Castles from Cobwebs: 2019’s NorthBound Book Award Winner to be published early next year
Posted on June 19, 2020
Castles from Cobwebs by J.A. Mensah
The inaugural NorthBound Book Award Winner is to be published in 2021 and we cannot wait to share this truly special book with the world. Ahead of this year’s NorthBound Book Award announcement, which will be announced by New Writing North on Friday 26th June, we thought we’d give you a glimpse of the book that wowed us last year and will be hitting the shelves next year.
Read a Castles from Cobwebs extract here.
I’d always known that I was Brown. Black was different though, it came announced. Black made me dizzy. Black came with expectations, of rhythm and other things that might trip me up.
As a child, Imani is full of grown-up questions: what’s the difference between faith and reality, do all black people really have rhythm, and why do people keep asking how she arrived at St Teresa’s Convent. Racially marginalised, Imani grows up with an ever-increasing feeling of displacement, which she remedies with the companionship of her shadow, Amarie, and her childhood sweetheart, Harold.
At 19, Imani is called to Accra in Ghana after the sudden death of her biological mother; at the same time, Amarie disappears. Past, present, faith and reality are spun together in this magical realist tale, as Imani’s unique process of understanding illuminates the stories we all tell ourselves to make ourselves whole. This enthralling debut charts the painful transition from innocence to understanding of a young woman whose very existence is founded upon a fiction.
“Powerful and unique … pure joy.” Chitra Ramaswamy
J.A. Mensah has written for theatre with a focus on human rights narratives and the testimonies of survivors. A former Leverhulme Artist in Residence at the Centre for Applied Human Rights at the University of York, she holds a PhD in Literature and Creative Writing from Newcastle University. Castles from Cobwebs is her first novel. On winning the award Mensah said: ‘I’m thrilled to have won the NorthBound Book Award.
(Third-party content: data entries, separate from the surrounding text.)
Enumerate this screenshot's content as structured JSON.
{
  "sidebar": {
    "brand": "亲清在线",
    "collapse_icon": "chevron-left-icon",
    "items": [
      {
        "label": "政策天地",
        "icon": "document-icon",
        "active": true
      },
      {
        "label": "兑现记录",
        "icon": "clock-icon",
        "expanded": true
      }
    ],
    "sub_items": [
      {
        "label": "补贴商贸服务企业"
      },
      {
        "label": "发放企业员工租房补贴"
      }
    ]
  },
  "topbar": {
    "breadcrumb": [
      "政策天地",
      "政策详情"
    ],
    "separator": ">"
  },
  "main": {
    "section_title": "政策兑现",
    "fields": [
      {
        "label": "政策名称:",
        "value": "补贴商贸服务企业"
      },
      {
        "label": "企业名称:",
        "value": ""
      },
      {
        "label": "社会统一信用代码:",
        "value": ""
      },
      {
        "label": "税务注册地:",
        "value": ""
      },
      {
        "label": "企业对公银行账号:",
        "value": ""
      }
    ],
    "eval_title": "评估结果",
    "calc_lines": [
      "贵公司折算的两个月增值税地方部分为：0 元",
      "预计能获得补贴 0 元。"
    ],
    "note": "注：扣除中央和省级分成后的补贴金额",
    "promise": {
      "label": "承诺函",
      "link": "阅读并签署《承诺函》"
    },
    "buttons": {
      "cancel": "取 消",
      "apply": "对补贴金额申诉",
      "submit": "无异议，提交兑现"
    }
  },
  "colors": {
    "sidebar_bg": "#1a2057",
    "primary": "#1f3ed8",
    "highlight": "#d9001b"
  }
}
It’s both an exciting and a daunting prospect to think that something I’ve worked on for so long, in what was quite a solitary process, will make its way out into the world. I’m grateful to have the work recognised in this way.’